The city of Minneapolis told Michelle Goulart to stop asking about her car at the impound lot. By the time it was found, she had already bought a new one.
Michelle Goulart figured her car was gone for good. The 2000 Dodge Neon disappeared from a Dinkytown street in August after she unwittingly left it in a no-parking zone. A month later, the Minneapolis impound lot told her to stop asking about the car. The staff promised to call her if it ever showed up.
Discouraged, Goulart went shopping for a replacement. She had been driving it for four months when the impound lot finally called. Goulart's car had been sitting in the impound lot the whole time, but nobody noticed it because the paperwork had been misplaced. The mistake was discovered in January, when city workers found the car during their regular six-month inventory.
Because of Goulart's lost Neon, Minneapolis now checks its impound lot inventory every one to two months, said Jon Wertjes, the city's director of parking and traffic services. But he blames the error on ABM Security Services, a contractor that controls access to the city's lot. The company is negotiating with Goulart over her compensation claim.
"The company agreed to take responsibility for the incident,'' Wertjes said.
Goulart, 31, a native of Brazil and graduate student at the University of Minnesota, figures the ordeal has cost her about $2,000. She's perturbed by the city's finger-pointing.
"What most upsets me, is that they say, we don't have any responsibility," Goulart said. "I think they should say, OK, it was a mistake, it wasn't [totally] our ... mistake, but we were part of that, because it was our lot."
For many motorists, the impound lot at 51 Colfax Av. N. is one of the city's most despised places. The season's first big snowfall always draws an angry crowd of people with excuses about why they couldn't get their vehicles out of the plows' way.
Yet since its creation in the early 1980s, the impound lot has dented its own reputation. In 1987, police brought a stolen car to the lot, only to lose it to a thief -- the same guy who stole it the first time. In 1990, someone made off with a pickup truck that had been recovered from an earlier theft. In 1994, after a four-month undercover police investigation, a lot employee was charged with stealing two rifles and a cell phone from impounded cars.
In 2007, the city conducted an internal audit after a spate of claims by people who lost property in impounded vehicles. The report concluded that the fence was inadequate, employees didn't know how to use security cameras, and procedures for controlling access to the lot were "suspect."
To improve security at the impound lot and three other locations, the City Council hired Houston-based ABM Security Services in 2008 for $1.3 million per year.
Goulart's experience, however, raises questions about what the city is getting for its money.
It was a Saturday morning last summer when she parked the Neon on Fulton Street, near the laboratory where she studies cancer cells. She didn't notice the temporary "no parking" signs, which were out for a university event, until she came back 12 hours later looking for her car.

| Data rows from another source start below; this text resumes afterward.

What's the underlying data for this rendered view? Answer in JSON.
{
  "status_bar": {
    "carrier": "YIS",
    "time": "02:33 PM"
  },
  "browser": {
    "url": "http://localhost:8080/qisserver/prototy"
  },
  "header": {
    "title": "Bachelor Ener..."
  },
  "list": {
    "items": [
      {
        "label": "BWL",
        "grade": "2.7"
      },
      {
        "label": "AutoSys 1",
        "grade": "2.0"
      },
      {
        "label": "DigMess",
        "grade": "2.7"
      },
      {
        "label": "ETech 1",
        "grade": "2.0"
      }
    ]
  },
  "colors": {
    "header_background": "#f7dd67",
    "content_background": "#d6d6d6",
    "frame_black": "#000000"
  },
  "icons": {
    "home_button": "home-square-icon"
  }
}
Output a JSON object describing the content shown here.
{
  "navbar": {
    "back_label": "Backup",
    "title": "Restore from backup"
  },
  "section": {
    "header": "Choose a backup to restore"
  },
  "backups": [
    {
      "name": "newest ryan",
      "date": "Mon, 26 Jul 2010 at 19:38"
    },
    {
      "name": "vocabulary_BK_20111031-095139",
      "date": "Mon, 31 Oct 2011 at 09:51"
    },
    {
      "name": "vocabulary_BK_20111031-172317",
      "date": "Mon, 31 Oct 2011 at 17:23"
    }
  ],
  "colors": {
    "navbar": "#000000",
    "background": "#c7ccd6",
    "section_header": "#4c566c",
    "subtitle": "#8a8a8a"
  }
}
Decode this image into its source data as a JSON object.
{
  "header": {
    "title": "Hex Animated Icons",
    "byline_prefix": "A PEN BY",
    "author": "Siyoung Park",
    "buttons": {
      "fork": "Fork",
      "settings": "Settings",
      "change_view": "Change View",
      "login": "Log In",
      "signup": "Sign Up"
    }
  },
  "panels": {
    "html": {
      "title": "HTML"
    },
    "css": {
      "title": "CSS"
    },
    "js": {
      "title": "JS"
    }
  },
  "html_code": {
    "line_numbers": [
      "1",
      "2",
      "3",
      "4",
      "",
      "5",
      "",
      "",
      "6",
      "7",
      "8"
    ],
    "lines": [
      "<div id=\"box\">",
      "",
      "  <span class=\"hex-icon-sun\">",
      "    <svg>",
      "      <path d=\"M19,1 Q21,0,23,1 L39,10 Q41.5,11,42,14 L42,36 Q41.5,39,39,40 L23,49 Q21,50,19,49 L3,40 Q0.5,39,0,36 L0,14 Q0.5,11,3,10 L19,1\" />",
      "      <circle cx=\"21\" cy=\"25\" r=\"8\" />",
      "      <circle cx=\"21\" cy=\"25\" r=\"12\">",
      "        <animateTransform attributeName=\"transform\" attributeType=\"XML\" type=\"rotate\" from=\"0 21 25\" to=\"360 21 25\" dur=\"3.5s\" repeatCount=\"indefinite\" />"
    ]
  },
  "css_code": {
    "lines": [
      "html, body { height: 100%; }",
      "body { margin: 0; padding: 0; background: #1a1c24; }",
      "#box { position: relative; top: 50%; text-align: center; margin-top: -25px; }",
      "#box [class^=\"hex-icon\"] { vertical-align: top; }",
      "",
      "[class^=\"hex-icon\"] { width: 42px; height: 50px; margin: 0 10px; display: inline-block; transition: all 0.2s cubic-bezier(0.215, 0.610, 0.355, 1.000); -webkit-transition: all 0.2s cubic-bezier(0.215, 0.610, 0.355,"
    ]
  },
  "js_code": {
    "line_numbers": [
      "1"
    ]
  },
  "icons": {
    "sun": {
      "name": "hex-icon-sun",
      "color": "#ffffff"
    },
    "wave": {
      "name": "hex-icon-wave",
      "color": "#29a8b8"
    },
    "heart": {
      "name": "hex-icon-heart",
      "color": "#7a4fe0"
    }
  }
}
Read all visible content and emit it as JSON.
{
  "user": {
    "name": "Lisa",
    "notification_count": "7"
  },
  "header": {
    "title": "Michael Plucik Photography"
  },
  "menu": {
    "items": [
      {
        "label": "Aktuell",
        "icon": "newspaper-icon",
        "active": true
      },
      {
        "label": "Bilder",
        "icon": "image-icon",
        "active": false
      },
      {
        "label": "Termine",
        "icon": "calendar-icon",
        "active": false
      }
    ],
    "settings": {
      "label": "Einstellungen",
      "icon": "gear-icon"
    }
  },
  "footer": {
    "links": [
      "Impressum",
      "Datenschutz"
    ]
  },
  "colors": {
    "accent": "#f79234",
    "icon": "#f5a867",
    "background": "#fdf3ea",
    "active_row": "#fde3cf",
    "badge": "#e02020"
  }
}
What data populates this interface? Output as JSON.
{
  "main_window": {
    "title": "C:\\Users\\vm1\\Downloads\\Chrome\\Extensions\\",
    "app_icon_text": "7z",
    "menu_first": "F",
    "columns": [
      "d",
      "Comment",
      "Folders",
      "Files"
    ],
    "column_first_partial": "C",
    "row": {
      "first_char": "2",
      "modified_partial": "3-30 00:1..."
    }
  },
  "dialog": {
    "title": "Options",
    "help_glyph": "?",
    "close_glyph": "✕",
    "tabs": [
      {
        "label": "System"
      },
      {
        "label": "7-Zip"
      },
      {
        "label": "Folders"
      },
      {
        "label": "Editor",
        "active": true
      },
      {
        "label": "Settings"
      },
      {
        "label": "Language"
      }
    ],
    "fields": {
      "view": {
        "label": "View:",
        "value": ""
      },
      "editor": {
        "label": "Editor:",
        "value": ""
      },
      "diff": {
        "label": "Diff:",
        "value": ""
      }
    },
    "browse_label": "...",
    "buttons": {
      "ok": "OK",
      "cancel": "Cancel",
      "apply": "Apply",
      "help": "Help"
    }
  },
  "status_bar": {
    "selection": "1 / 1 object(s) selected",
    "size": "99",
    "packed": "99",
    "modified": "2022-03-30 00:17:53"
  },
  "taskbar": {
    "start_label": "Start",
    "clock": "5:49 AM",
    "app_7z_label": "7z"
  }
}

Angry with herself, Goulart walked 2 miles home to St. Paul. The next day, a friend gave her a ride to the impound lot. But after checking the computer, a worker said the car wasn't there. Tired of using her bike and begging rides from friends, Goulart borrowed money from her mother to buy another car.
To her disbelief, Goulart got a call from the impound lot in January asking when she was coming down to pick up the Neon. She expected to find a car trashed by thieves, not a frozen lump forgotten by the city. The tires were trapped in ice, the bumper had a new hole and the license plate was lying on the ground. Cans of pop in the trunk had exploded. The battery was ruined and wouldn't jump-start. She had the car towed to a repair shop and sold it.
The city waived the towing fee and storage charges, which would have amounted to nearly $3,000 -- more than the car was worth. The missing paperwork turned up Feb. 12.
"This is the first time this has happened,'' ABM spokesman Tony Mitchell said.
Though the impound lot can have as many as 1,000 vehicles at any given time, Wertjes said city officials have no record of any other incident where an impounded vehicle was kept from its owner "for a prolonged period of time" because the city didn't know it was there.